by Harriet Devlin
On the Limits of Language: Blind Tasting and a Life Without Labels
On a typical chilly Melbourne evening, I trundled down to North Melbourne’s Lithuanian Club (part of the Fringe Hub) to see Blind Tasting – sight unseen… I decided against reading up on the show or performers before attending, excited by the potential of experiencing something new without imposing a prior judgement of what I thought it could, would or should be.

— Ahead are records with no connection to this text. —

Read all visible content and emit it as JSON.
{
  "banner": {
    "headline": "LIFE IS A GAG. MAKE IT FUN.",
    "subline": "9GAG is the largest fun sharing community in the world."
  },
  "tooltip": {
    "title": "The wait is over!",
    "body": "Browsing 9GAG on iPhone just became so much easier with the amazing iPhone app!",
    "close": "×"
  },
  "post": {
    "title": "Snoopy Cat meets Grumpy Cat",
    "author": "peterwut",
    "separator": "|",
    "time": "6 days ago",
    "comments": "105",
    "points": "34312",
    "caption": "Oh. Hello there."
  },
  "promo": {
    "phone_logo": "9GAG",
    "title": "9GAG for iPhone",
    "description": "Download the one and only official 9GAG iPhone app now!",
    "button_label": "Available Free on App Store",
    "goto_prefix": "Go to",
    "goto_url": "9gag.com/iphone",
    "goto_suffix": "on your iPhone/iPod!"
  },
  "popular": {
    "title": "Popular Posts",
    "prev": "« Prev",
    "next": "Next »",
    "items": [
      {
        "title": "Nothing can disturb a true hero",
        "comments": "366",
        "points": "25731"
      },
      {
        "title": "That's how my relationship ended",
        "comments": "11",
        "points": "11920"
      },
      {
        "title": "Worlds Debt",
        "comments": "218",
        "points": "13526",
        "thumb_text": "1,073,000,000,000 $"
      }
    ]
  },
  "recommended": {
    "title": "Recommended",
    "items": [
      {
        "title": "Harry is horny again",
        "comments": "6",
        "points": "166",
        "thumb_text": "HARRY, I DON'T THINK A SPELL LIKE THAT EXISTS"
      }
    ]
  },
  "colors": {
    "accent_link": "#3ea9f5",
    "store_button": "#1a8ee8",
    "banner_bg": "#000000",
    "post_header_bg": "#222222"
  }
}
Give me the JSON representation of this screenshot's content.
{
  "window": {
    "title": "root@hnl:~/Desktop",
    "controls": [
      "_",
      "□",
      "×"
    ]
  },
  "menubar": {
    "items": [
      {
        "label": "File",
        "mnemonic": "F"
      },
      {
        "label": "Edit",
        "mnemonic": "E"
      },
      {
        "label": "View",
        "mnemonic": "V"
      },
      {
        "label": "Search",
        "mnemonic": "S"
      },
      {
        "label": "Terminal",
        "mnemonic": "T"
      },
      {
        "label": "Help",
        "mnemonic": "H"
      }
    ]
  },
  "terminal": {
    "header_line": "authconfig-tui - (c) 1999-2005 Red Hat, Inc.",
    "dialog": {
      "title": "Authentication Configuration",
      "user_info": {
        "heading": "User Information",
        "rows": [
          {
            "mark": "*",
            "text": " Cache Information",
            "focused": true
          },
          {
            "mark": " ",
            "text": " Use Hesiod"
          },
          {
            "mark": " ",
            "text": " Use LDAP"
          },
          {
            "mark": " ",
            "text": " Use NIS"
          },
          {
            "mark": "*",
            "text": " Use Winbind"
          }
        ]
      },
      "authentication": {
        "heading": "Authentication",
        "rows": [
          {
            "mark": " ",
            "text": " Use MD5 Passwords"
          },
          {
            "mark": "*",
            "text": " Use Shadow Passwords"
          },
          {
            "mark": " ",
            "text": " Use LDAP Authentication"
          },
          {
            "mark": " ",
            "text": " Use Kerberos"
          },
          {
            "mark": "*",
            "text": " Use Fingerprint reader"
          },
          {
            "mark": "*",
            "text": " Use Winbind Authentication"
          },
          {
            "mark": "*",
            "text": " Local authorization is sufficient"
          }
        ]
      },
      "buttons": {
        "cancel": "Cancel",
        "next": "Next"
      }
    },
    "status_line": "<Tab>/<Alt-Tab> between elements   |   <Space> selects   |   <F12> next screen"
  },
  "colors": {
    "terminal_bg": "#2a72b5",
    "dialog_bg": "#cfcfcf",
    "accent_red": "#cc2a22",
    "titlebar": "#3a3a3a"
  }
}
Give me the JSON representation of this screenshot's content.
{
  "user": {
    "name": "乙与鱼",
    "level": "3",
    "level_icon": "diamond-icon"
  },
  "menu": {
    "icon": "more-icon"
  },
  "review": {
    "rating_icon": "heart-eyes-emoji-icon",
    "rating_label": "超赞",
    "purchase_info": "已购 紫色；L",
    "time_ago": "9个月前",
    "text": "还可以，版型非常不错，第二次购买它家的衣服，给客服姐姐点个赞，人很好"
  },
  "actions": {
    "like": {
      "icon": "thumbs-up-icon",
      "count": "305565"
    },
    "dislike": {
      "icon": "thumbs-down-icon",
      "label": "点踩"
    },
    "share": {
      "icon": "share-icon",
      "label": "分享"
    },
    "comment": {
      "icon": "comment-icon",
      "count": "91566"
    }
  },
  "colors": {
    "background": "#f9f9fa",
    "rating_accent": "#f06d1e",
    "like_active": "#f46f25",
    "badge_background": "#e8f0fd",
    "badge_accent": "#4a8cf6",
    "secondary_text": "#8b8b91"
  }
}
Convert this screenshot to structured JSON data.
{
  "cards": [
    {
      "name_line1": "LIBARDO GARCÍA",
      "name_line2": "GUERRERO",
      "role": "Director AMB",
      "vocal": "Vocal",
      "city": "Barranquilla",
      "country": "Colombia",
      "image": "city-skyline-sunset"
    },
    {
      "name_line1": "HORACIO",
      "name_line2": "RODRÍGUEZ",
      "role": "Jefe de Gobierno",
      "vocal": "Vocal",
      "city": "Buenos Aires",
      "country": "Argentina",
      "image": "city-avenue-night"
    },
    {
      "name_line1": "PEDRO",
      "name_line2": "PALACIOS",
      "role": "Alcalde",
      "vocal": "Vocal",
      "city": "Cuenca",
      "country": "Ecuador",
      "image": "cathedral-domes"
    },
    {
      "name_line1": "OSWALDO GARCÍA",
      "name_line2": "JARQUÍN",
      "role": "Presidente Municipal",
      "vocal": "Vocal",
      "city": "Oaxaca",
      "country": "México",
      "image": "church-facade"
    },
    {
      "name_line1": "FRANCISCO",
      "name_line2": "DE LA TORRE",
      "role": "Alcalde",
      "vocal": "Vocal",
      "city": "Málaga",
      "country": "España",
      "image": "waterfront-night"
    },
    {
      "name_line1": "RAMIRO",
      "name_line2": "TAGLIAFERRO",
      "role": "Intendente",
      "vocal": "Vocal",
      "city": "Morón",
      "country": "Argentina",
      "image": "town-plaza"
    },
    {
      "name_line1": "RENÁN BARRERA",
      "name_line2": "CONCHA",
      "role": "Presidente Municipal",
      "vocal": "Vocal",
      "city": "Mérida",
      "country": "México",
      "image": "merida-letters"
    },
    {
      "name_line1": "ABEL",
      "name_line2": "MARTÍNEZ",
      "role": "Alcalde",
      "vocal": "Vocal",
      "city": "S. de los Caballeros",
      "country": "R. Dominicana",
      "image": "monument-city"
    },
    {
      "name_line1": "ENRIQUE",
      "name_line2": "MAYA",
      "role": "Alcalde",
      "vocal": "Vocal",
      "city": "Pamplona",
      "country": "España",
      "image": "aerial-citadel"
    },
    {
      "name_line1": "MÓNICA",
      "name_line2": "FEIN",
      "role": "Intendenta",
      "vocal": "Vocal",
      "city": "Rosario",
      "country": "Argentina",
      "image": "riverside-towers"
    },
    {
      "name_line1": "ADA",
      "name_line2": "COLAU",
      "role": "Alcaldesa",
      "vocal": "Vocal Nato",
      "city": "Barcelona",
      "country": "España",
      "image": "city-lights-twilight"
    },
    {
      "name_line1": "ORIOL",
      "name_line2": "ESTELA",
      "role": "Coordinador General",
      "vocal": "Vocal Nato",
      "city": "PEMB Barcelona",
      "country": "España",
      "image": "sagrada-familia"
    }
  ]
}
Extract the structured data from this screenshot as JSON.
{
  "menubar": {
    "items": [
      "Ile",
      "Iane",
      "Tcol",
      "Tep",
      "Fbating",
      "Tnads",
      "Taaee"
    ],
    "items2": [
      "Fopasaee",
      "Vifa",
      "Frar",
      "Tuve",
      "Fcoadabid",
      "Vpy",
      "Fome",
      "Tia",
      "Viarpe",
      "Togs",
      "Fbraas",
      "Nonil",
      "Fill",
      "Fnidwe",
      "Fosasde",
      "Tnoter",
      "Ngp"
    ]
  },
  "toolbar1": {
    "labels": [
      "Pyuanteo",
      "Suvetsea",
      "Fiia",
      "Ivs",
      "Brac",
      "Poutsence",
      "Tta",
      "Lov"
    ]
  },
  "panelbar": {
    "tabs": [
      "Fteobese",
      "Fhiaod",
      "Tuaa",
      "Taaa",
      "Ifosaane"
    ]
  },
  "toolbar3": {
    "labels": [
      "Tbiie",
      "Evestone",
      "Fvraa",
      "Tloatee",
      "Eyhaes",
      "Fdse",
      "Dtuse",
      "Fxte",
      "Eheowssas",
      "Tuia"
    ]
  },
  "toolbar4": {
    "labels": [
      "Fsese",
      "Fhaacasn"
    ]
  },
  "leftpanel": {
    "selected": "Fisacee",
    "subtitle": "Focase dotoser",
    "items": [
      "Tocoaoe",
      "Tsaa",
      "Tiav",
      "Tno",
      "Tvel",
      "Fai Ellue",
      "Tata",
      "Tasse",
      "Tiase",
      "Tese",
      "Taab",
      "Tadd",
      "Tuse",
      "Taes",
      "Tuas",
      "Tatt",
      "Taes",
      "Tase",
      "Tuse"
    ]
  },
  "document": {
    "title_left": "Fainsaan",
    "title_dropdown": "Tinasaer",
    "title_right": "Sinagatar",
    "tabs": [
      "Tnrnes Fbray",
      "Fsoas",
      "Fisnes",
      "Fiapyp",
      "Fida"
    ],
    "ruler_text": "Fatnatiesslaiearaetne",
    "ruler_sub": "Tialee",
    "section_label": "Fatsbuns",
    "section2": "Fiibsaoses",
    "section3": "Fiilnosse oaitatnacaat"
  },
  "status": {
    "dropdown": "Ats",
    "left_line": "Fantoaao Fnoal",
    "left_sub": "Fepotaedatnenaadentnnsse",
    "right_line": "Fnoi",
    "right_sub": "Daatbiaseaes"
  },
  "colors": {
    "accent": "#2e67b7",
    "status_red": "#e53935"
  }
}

With no expectations of what I was about to see, (which did seem in keeping with the themes of the show, in hindsight) I must admit I was ever-so-slightly perplexed when I saw an actor entering the stage blind-folded. Was she going to stay blindfolded for the entire performance? Was she going to start making awkward jokes about vision-impairment? Was she going to injure herself and have to cancel the entire season?! Thankfully, none of these scenarios eventuated and what followed (with the subsequent removal of the blindfold) was a punchy, whimsical tale of lovelorn Sophie executed exceptionally by actor Sylvia Keays.
Blind Tasting is a one-woman show which epitomises that Fringe Festival feeling; audience interaction, no-nonsense set-up, heartfelt and convincing acting, and a cracking script to boot. Blind Tasting is by turns a meditation on the meaning of life, a pondering on the labels that we impose on ourselves (and those that are given to us by others), and a stand-up comedy routine about sex, wine and cruise ships.
Produced by Sydney-based company, subtlenuance, Blind Tasting is a potent reminder of the importance of living life in the now. Superbly written by Paul Gilchrist, the piece is full of free associations and musings about relationships, personalities and the tyranny of judgement day. With energy, humour and dynamism, actor Sylvia Keays takes us on a journey which begins with her first experience of wine-selling, continues with her first experience of wine-tasting and ends with her first taste of the limitless potential of the present.
The natural sound-effects of the piece (the laughter of the audience, the trams on Errol Street outside and the pedestrian traffic of the Fringe Hub) seemed like “God’s choreography”, adding to the honesty and, at times, unavoidable present-ness of the piece. This simplicity was, however, undermined by occasional unnecessary technical elements which seemed clumsy and out of place in such a small intimate setting. The audience interaction was perhaps not as smooth as it could have been but it didn’t take long for Keays to reel us back into the wonder of wine and its lessons of ageing, complexity and satisfaction.
On the whole, my blind tasting of Blind Tasting, (although perhaps a little rough around the edges) proved fun, thought-provoking and insightful. Here’s to subtlenuance, to an absence of to-do lists, and to the presence of those special people in our lives – present and passed – who value us without judgement. Cheers!
28 September – 5 October 2012
Melbourne Fringe Hub
The Loft, Lithuanian Club
$20 (Adult) / $15 (Conc) / $10 (Tues)
www.melbournefringe.com.au / 03 9660 9666